::: DATA PROVIDED :::
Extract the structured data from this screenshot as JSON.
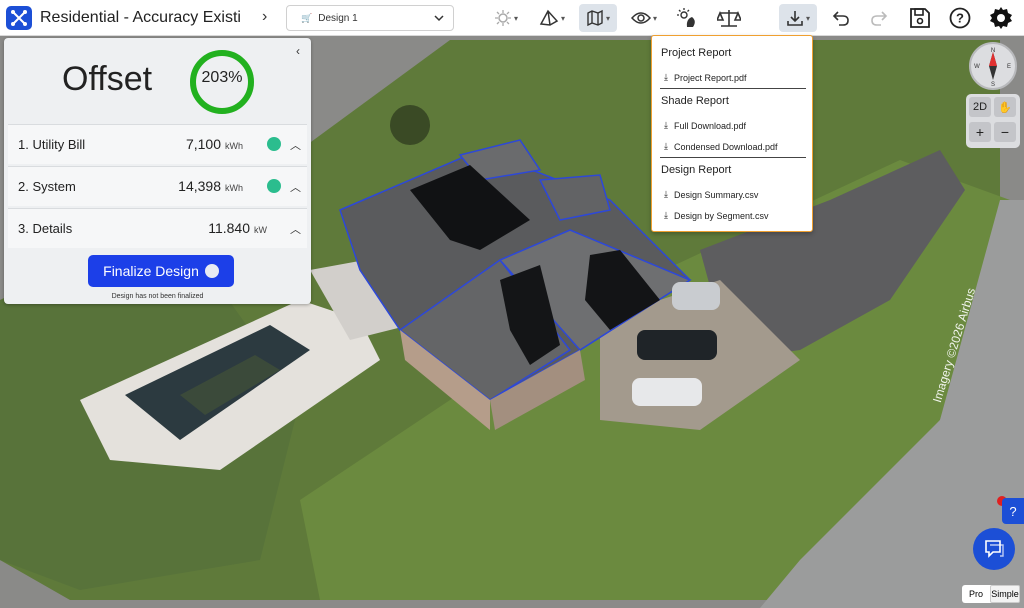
{
  "app": {
    "project_title": "Residential - Accuracy Existi",
    "design_select": "Design 1"
  },
  "toolbar": {
    "icons": [
      "sun-icon",
      "roof-icon",
      "map-icon",
      "eye-icon",
      "shade-icon",
      "scale-icon",
      "download-icon",
      "undo-icon",
      "redo-icon",
      "save-icon",
      "help-icon",
      "settings-icon"
    ]
  },
  "panel": {
    "offset_label": "Offset",
    "offset_percent": "203%",
    "offset_fraction": 1.0,
    "rows": [
      {
        "label": "1. Utility Bill",
        "value": "7,100",
        "unit": "kWh",
        "checked": true
      },
      {
        "label": "2. System",
        "value": "14,398",
        "unit": "kWh",
        "checked": true
      },
      {
        "label": "3. Details",
        "value": "11.840",
        "unit": "kW",
        "checked": false
      }
    ],
    "finalize_label": "Finalize Design",
    "finalize_note": "Design has not been finalized"
  },
  "download_menu": {
    "sections": [
      {
        "title": "Project Report",
        "items": [
          "Project Report.pdf"
        ]
      },
      {
        "title": "Shade Report",
        "items": [
          "Full Download.pdf",
          "Condensed Download.pdf"
        ]
      },
      {
        "title": "Design Report",
        "items": [
          "Design Summary.csv",
          "Design by Segment.csv"
        ]
      }
    ]
  },
  "map_controls": {
    "compass": {
      "n": "N",
      "e": "E",
      "s": "S",
      "w": "W"
    },
    "view_2d": "2D",
    "zoom_in": "+",
    "zoom_out": "−"
  },
  "mode_toggle": {
    "pro": "Pro",
    "simple": "Simple"
  },
  "watermark": "Imagery ©2026 Airbus",
  "colors": {
    "brand": "#1c4fd6",
    "accent_ring": "#22b11f",
    "check": "#2bbd8e",
    "dropdown_border": "#f0a030",
    "roof_outline": "#2d48d8"
  }
}
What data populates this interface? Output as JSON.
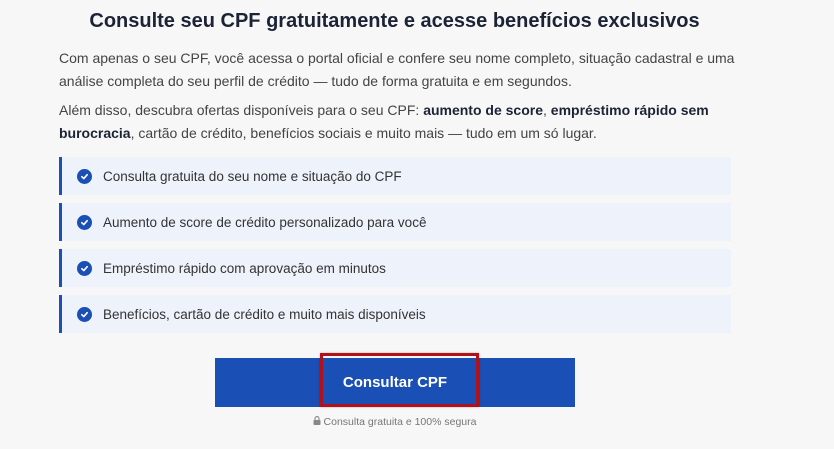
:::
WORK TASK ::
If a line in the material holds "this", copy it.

REPLY TO THE TASK ::
Extract the structured data from this screenshot as JSON.
What data populates this interface? Output as JSON.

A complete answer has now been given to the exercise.